It was just after two, I was on call for more than eighty hours. Seven residents rotated during that time but not me. It was fun but I could see sunshine through my window, time to go. The sky was blue, people were sitting on the grass at the Square, I decided to walk, Holborn, Covent Garden, Leicester Square. It was warm, business people had loosen up their ties, tourists wearing shorts and T-shirts, schoolchildren were eating ice-creams, people form offices had their break in the parks. My eye caught a big poster on top of Vue cinema in Leicester Square (photo). “Limitless”, Bradley Cooper, Robert De Niro. I approached and read the plot at the board:  an average blocked writer Eddie Morra (Cooper) is handed an “experimental” pill that allows him to tap to the full potential of his brain, write books, learn new languages, appreciate art and take Wall Street by storm. The pill however, has lethal side effects, and Eddie who’s running out of pills (!) is chased by professional killers in New York. Until five I had two hours to myself, what to do? enjoy sunshine, go to a museum or watch a story? I love stories (to watch, to listen to and to tell!), was easy decision!

The poster at Vue cinemas in Leicester square

Here’s your homework until my next blog, go and see Limitless, I will not say now what I think of it, but it’s a sleek urban thriller, so you won’t waste your evening.
got me thinking about the potential of the human brain, the lives
we live (as a complete routine or with various levels of awareness), better or worse versions of ourselves and even scenarios in parallel universes. But you have to wait
until my next blog!

This entry was posted in Hospital, Movies. Bookmark the permalink.

One Response to “Limitless”

  1. Christian says:

    good one!

Leave a Reply

Fill in your details below or click an icon to log in:

WordPress.com Logo

You are commenting using your WordPress.com account. Log Out / Change )

Twitter picture

You are commenting using your Twitter account. Log Out / Change )

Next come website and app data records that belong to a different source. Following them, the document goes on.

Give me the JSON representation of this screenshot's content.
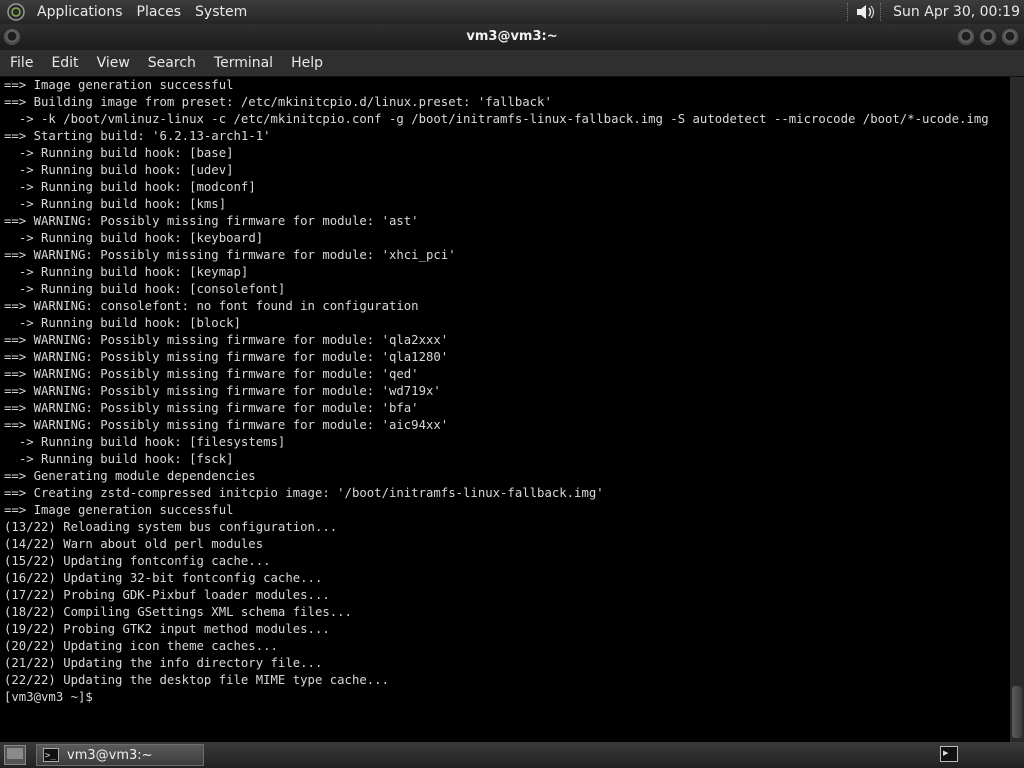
{
  "top_panel": {
    "menus": [
      "Applications",
      "Places",
      "System"
    ],
    "clock": "Sun Apr 30, 00:19"
  },
  "window": {
    "title": "vm3@vm3:~"
  },
  "menubar": {
    "items": [
      "File",
      "Edit",
      "View",
      "Search",
      "Terminal",
      "Help"
    ]
  },
  "terminal": {
    "lines": [
      "==> Image generation successful",
      "==> Building image from preset: /etc/mkinitcpio.d/linux.preset: 'fallback'",
      "  -> -k /boot/vmlinuz-linux -c /etc/mkinitcpio.conf -g /boot/initramfs-linux-fallback.img -S autodetect --microcode /boot/*-ucode.img",
      "==> Starting build: '6.2.13-arch1-1'",
      "  -> Running build hook: [base]",
      "  -> Running build hook: [udev]",
      "  -> Running build hook: [modconf]",
      "  -> Running build hook: [kms]",
      "==> WARNING: Possibly missing firmware for module: 'ast'",
      "  -> Running build hook: [keyboard]",
      "==> WARNING: Possibly missing firmware for module: 'xhci_pci'",
      "  -> Running build hook: [keymap]",
      "  -> Running build hook: [consolefont]",
      "==> WARNING: consolefont: no font found in configuration",
      "  -> Running build hook: [block]",
      "==> WARNING: Possibly missing firmware for module: 'qla2xxx'",
      "==> WARNING: Possibly missing firmware for module: 'qla1280'",
      "==> WARNING: Possibly missing firmware for module: 'qed'",
      "==> WARNING: Possibly missing firmware for module: 'wd719x'",
      "==> WARNING: Possibly missing firmware for module: 'bfa'",
      "==> WARNING: Possibly missing firmware for module: 'aic94xx'",
      "  -> Running build hook: [filesystems]",
      "  -> Running build hook: [fsck]",
      "==> Generating module dependencies",
      "==> Creating zstd-compressed initcpio image: '/boot/initramfs-linux-fallback.img'",
      "==> Image generation successful",
      "(13/22) Reloading system bus configuration...",
      "(14/22) Warn about old perl modules",
      "(15/22) Updating fontconfig cache...",
      "(16/22) Updating 32-bit fontconfig cache...",
      "(17/22) Probing GDK-Pixbuf loader modules...",
      "(18/22) Compiling GSettings XML schema files...",
      "(19/22) Probing GTK2 input method modules...",
      "(20/22) Updating icon theme caches...",
      "(21/22) Updating the info directory file...",
      "(22/22) Updating the desktop file MIME type cache...",
      "[vm3@vm3 ~]$ "
    ]
  },
  "taskbar": {
    "task_label": "vm3@vm3:~"
  },
  "icons": {
    "logo": "gnome-foot-icon",
    "volume": "volume-icon",
    "close": "close-icon",
    "maximize": "maximize-icon",
    "minimize": "minimize-icon",
    "menu": "window-menu-icon",
    "show_desktop": "show-desktop-icon",
    "terminal": "terminal-icon"
  }
}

Facebook photo

You are commenting using your Facebook account. Log Out / Change )

Google+ photo

You are commenting using your Google+ account. Log Out / Change )

Connecting to %s